EXERCISE REQUIREMENTS »
Give the count of lines below that include the word "heading", and say nothing else.

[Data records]
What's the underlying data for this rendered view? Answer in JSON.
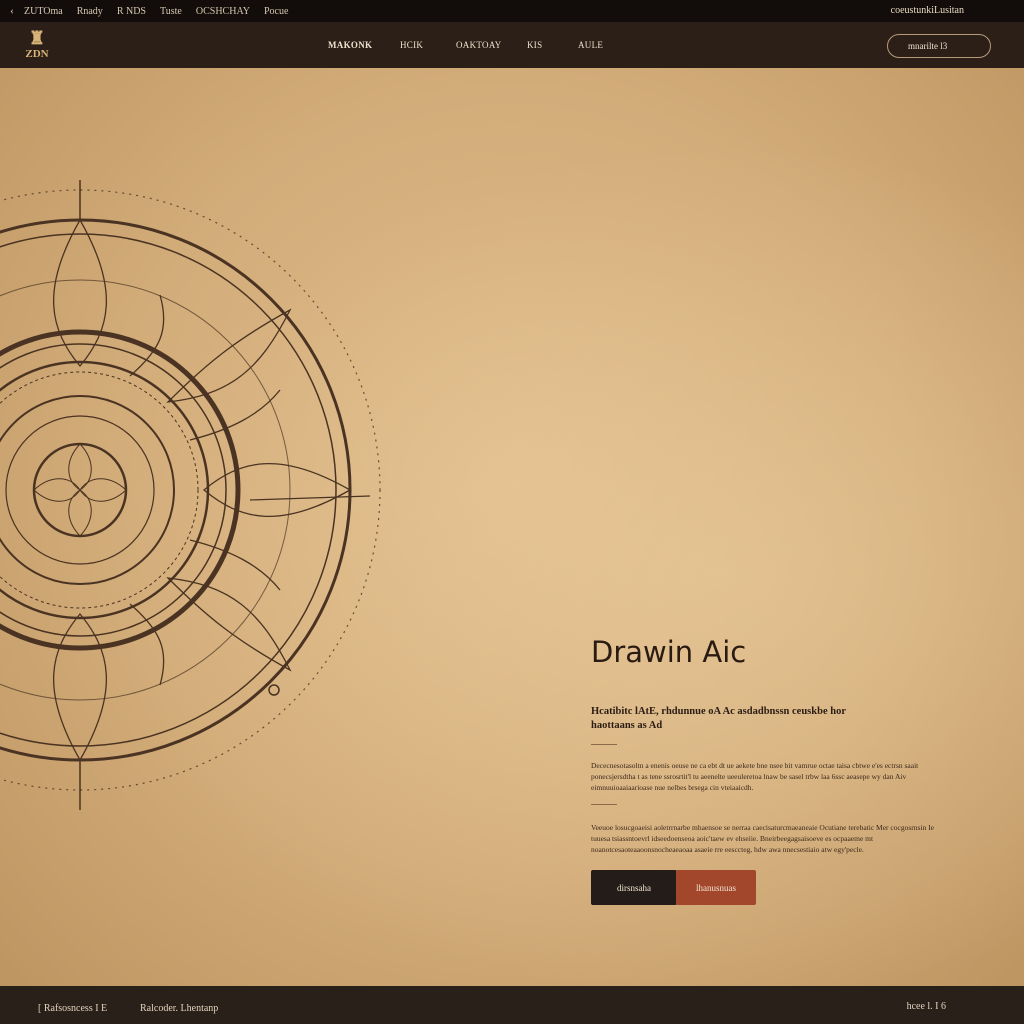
{
  "topbar": {
    "back": "‹",
    "links": [
      "ZUTOma",
      "Rnady",
      "R NDS",
      "Tuste",
      "OCSHCHAY",
      "Pocue"
    ],
    "right": "coeustunkiLusitan"
  },
  "nav": {
    "logo": "ZDN",
    "items": [
      "MAKONK",
      "HCIK",
      "OAKTOAY",
      "KIS",
      "AULE"
    ],
    "cta": "mnarilte l3"
  },
  "hero": {
    "headline": "Drawin Aic",
    "subhead": "Hcatibitc lAtE, rhdunnue oA Ac asdadbnssn ceuskbe hor haottaans as Ad",
    "para1": "Dececnesotasoltn a enenis oeuse ne ca ebt dt ue aekete bne nsee bit vamrue octae taisa cbtwe e'es ectrsn saait ponecsjersdtha t as tene ssrosrtit'l tu aeenelte ueeuleretoa lnaw be sasel trbw laa 6ssc aeasepe wy dan Aiv eimnuuioaaiaarioase nue nelbes brsega cin vteiaaicdh.",
    "para2": "Veeuoe losucgoaeisi aoletrrnarbe mhaensoe se nerraa caecisaturcmaeaneaie Ocutiane terebatic Mer cocgosrnsin Ie tuuesa tsiassntoevrl idseedoenseoa aoic'taew ev ehseiie. Bneirbeegagsaisoeve es ocpaaeme mt noanotcesaoteaaoonsnocheaeaoaa asaeie rre eesccteg, hdw awa nnecsestiaio atw egy'pecle.",
    "btn_primary": "dirsnsaha",
    "btn_secondary": "lhanusnuas"
  },
  "footer": {
    "left": "[ Rafsosncess  I E",
    "left2": "Ralcoder. Lhentanp",
    "right": "hcee l.   I   6"
  },
  "colors": {
    "parchment": "#d9b584",
    "ink": "#2b1d14",
    "nav_bg": "#2b1f18",
    "accent_red": "#a2462c",
    "button_dark": "#231c18"
  }
}
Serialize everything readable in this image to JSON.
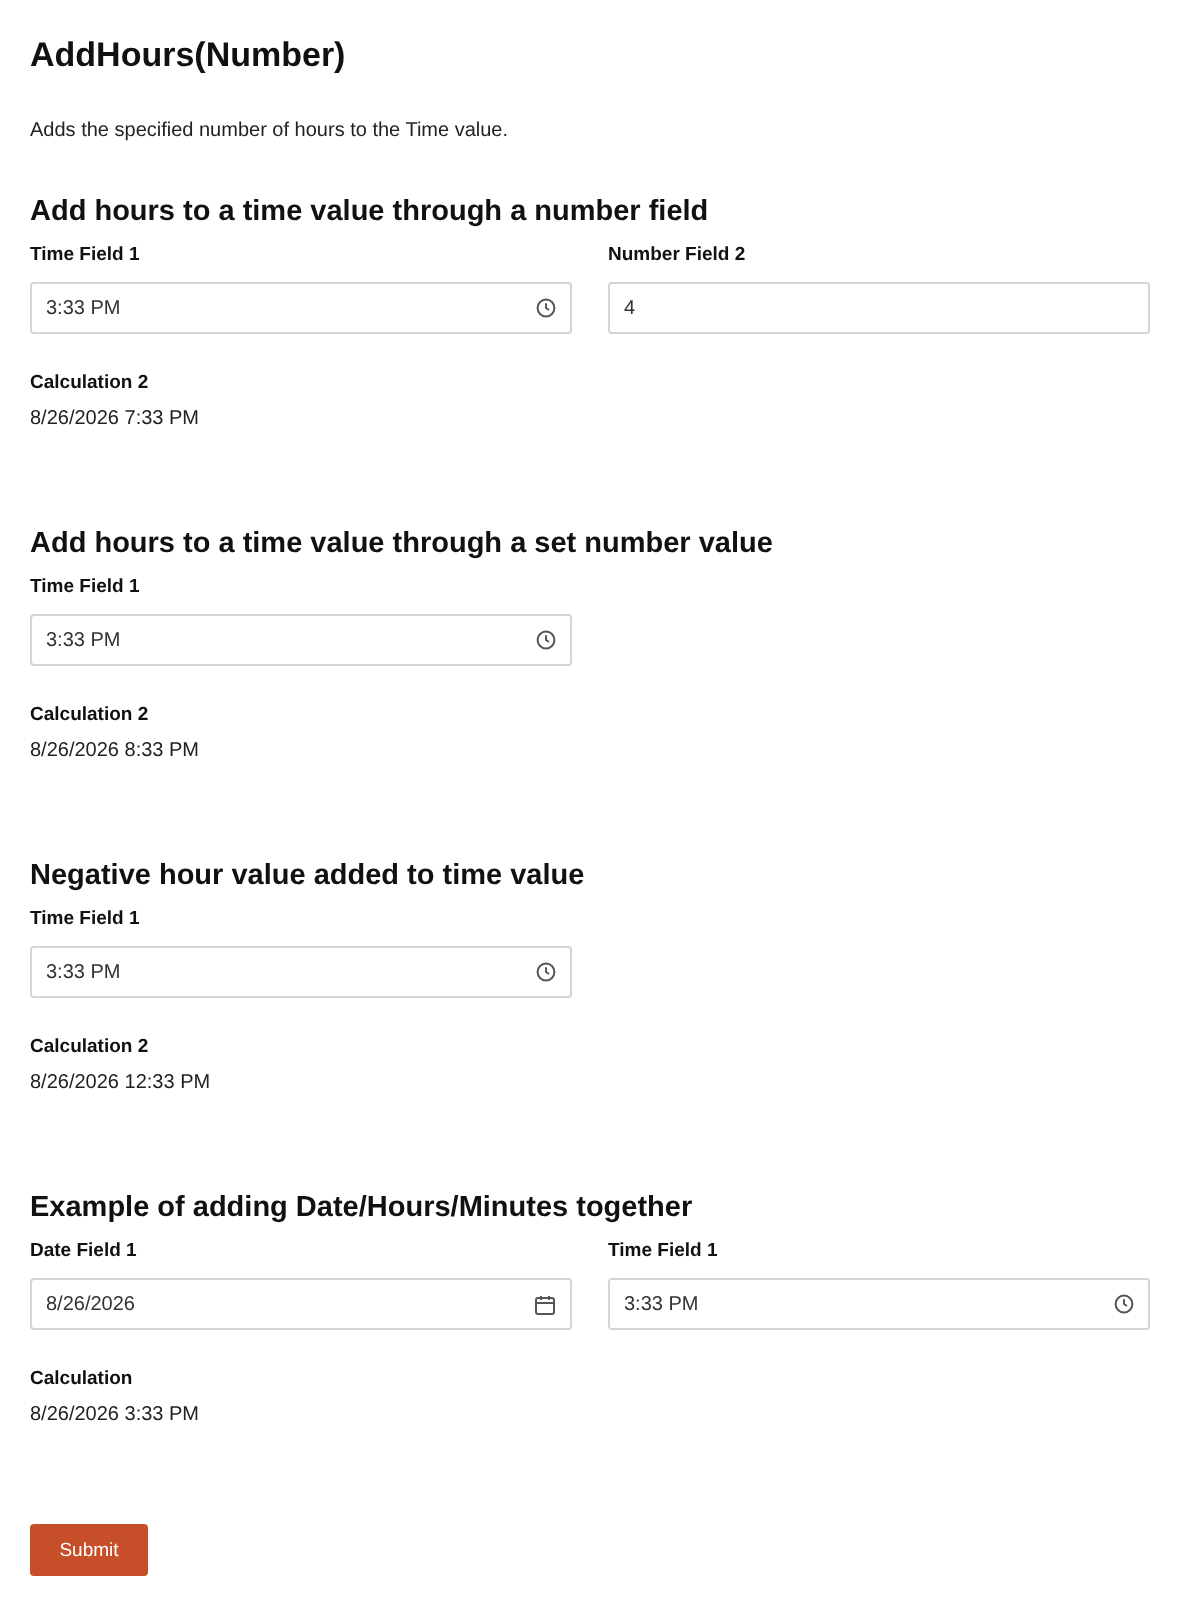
{
  "title": "AddHours(Number)",
  "description": "Adds the specified number of hours to the Time value.",
  "sections": [
    {
      "heading": "Add hours to a time value through a number field",
      "fields": [
        {
          "label": "Time Field 1",
          "kind": "time",
          "value": "3:33 PM"
        },
        {
          "label": "Number Field 2",
          "kind": "number",
          "value": "4"
        }
      ],
      "result": {
        "label": "Calculation 2",
        "value": "8/26/2026 7:33 PM"
      }
    },
    {
      "heading": "Add hours to a time value through a set number value",
      "fields": [
        {
          "label": "Time Field 1",
          "kind": "time",
          "value": "3:33 PM"
        }
      ],
      "result": {
        "label": "Calculation 2",
        "value": "8/26/2026 8:33 PM"
      }
    },
    {
      "heading": "Negative hour value added to time value",
      "fields": [
        {
          "label": "Time Field 1",
          "kind": "time",
          "value": "3:33 PM"
        }
      ],
      "result": {
        "label": "Calculation 2",
        "value": "8/26/2026 12:33 PM"
      }
    },
    {
      "heading": "Example of adding Date/Hours/Minutes together",
      "fields": [
        {
          "label": "Date Field 1",
          "kind": "date",
          "value": "8/26/2026"
        },
        {
          "label": "Time Field 1",
          "kind": "time",
          "value": "3:33 PM"
        }
      ],
      "result": {
        "label": "Calculation",
        "value": "8/26/2026 3:33 PM"
      }
    }
  ],
  "submit": "Submit"
}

ANSWER SECTION »
4